In the kitchen it is used as an ingredient in dishes such as soups and purées.
This variety is appreciated and used for ornamental purposes, due to its peculiar shape.
Violina (Cucurbita moschata var. violina) is a squash with an elongated fruit that is slightly narrower in the centre and yellowy-hazelnut coloured; the skin is wrinkled and has shallow longitudinal ribs. The flesh is bright orange and has a very pleasant flavour.
In the kitchen it is used to make soups and creams, or as an ingredient in more complex dishes.
Hubbard (Cucurbita maxima var. hubbard large blue) is a variety typically grown in North America.

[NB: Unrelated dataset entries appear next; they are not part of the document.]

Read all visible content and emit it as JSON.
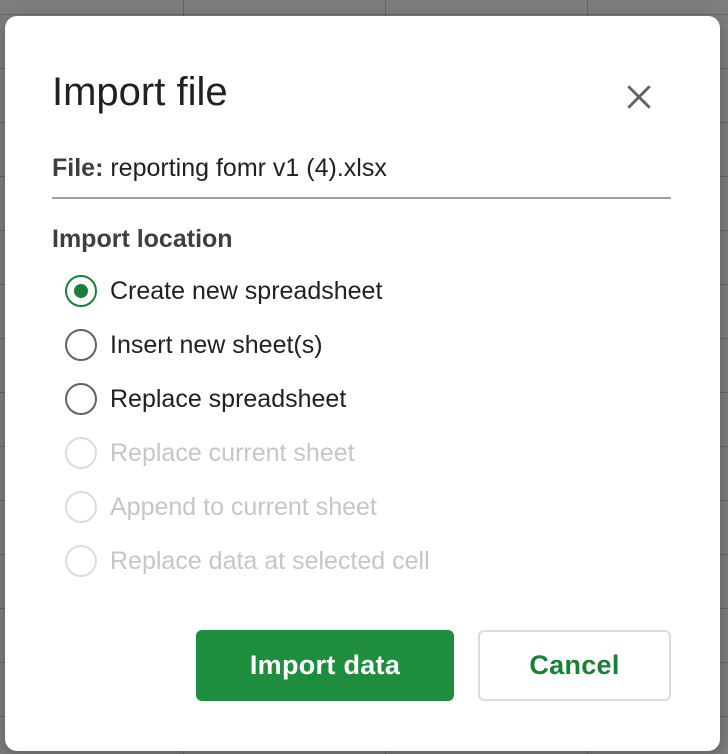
{
  "dialog": {
    "title": "Import file",
    "close_icon": "close-icon",
    "file_label": "File:",
    "file_name": " reporting fomr v1 (4).xlsx",
    "section_label": "Import location",
    "options": [
      {
        "label": "Create new spreadsheet",
        "checked": true,
        "disabled": false
      },
      {
        "label": "Insert new sheet(s)",
        "checked": false,
        "disabled": false
      },
      {
        "label": "Replace spreadsheet",
        "checked": false,
        "disabled": false
      },
      {
        "label": "Replace current sheet",
        "checked": false,
        "disabled": true
      },
      {
        "label": "Append to current sheet",
        "checked": false,
        "disabled": true
      },
      {
        "label": "Replace data at selected cell",
        "checked": false,
        "disabled": true
      }
    ],
    "primary_button": "Import data",
    "secondary_button": "Cancel"
  },
  "colors": {
    "accent": "#188038",
    "primary_button_bg": "#1e8e3e",
    "disabled_text": "#c4c6c9",
    "overlay": "#7f7f7f"
  }
}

It is medium sized, slightly elongated and has an irregular shape; the skin is greyish green and wrinkly with longitudinal ribs that are not very pronounced. The flesh is yellowy-orange and very tasty.
In the kitchen it is used to make soups and purées or as an ingredient in more complex dishes.
The Butternut squash (Cucurbita moschata var. butternut) comes from North America.
It has an elongated shape, slightly larger at the bottom. The skin is smooth, yellowish hazelnut coloured and thinner than average. The flesh is yellowy orange coloured and compact. It has a highly appreciated sweet flavour, this is why it is used in the kitchen to prepare purées and soups or as an ingredient in more complex dishes.
Marina di Chioggia (Cucurbita maxima var. marina di Chioggia) is one of the most widely grown varieties of squash in Italy.
It is greenish grey coloured and has a flattened rounded shape with pronounced ribs. The flesh is yellowy orange, thick and firmly attached to the skin, which is rough, uneven and "warty".
Marina di Chioggia squash has a highly appreciated flavour, it is especially suitable for making soups and can also be used as an ingredient in other more complex dishes, such as gnocchi and risotto.